Mr Turner added: “He was face down and with the chair on top of him, his face lying against the electric heater.”
Paramedics arrived just after 9am but nothing could be done.
The coroner noted Mr Turner’s evidence that Mr Washbourn had suffered numerous falls at his home, and was known to be unsteady on his feet and to have problems balancing.
That was confirmed by Mr Washbourn’s ex-wife Stella. She told the inquest they had parted years ago – partly because of his drinking and tendency to be “abusive” when under the influence – but she still visited him daily to help.
She detailed his lifestyle and said at one stage she diluted his alcohol, which he never noticed because “his taste buds had gone”.
He could not drive and hardly went out, she said.
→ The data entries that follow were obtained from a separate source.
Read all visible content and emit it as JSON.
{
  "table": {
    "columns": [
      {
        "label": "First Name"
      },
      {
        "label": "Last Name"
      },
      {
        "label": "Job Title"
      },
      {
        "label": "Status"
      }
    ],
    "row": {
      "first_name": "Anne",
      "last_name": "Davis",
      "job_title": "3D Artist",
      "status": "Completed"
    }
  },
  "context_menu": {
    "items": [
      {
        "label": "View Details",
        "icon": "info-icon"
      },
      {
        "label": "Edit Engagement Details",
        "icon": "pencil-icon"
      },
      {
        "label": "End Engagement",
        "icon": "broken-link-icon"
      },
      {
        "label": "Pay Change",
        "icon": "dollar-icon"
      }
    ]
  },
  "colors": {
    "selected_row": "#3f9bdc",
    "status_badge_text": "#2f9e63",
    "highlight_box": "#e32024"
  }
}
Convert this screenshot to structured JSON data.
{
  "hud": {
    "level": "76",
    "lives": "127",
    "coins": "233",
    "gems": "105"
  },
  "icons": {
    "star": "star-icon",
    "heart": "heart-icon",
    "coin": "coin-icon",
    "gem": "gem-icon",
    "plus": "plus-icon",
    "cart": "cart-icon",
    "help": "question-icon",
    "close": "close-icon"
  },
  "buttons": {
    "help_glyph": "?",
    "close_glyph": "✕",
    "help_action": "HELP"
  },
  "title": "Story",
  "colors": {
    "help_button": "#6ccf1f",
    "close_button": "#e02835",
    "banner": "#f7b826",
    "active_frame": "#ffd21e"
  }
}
He was “quite wobbly” on his feet, and because he had a catheter, would often sit and even sleep in his kitchen chair.
A report to the meeting by Southern Health NHS Foundation Trust’s integrated community leader, Debra Harris, said the service assessed and monitored Mr Washbourn over the years because of his drinking, mental health issues, reduced mobility and falls.
In 2014 he was “drinking one to two bottles of rum a day”, she said, and taking anti-depressants. But despite warnings about excessive drinking, he “did not want to give up” alcohol.
Dr Vipal Foria’s post mortem examination found evidence of bruising and burns on the upper half of Mr Washbourn’s body, but they were not absolutely clear because of decomposition.
There was no evidence of an acute cardiac or cerebral brain event, and while there was fatty change in the liver usual of heavy drinkers, cirrhosis was not present. He found therapeutic levels of prescription drugs and his blood alcohol level was 18 milligrams – well below the 80 drink-drive limit.
The final cause of death, Dr Foria said, was “extensive burn injuries”, but because of those it was “difficult” to determine what caused Mr Washbourn to fall.
PC Lawrence McKenna said police investigated but were satisfied there were no suspicious circumstances.
Summing up, Mr Short said Mr Washbourn suffered a “number of problems” that were “related to his previous excessive use of alcohol”. Sometime between 7pm on 14th April and 9am the following day, Mr Washbourn had ended up on the floor, he said.
“The evidence does not show precisely the reason for Peter falling in this case,” Mr Short continued. “The pathologist was not able to find any cardiac or similar event which would have caused him to have a seizure, and therefore I think it’s reasonable to think he was in the process of getting out of the chair and for some reason it went forward and tipped him on the floor.
“The unfortunate part was he then came into contact with the convector heater which was before him.”
Mr Short stressed the evidence showed Mr Washbourn was not under the influence of alcohol at the time.
He went on: “Unfortunately his situation was that he was therefore unable to move – he may have been unconscious by that stage – he could not call for help and therefore suffered burns to his face and chest and left arm which was the primary reason for his death.
“It was a very sad way for him to meet his end.”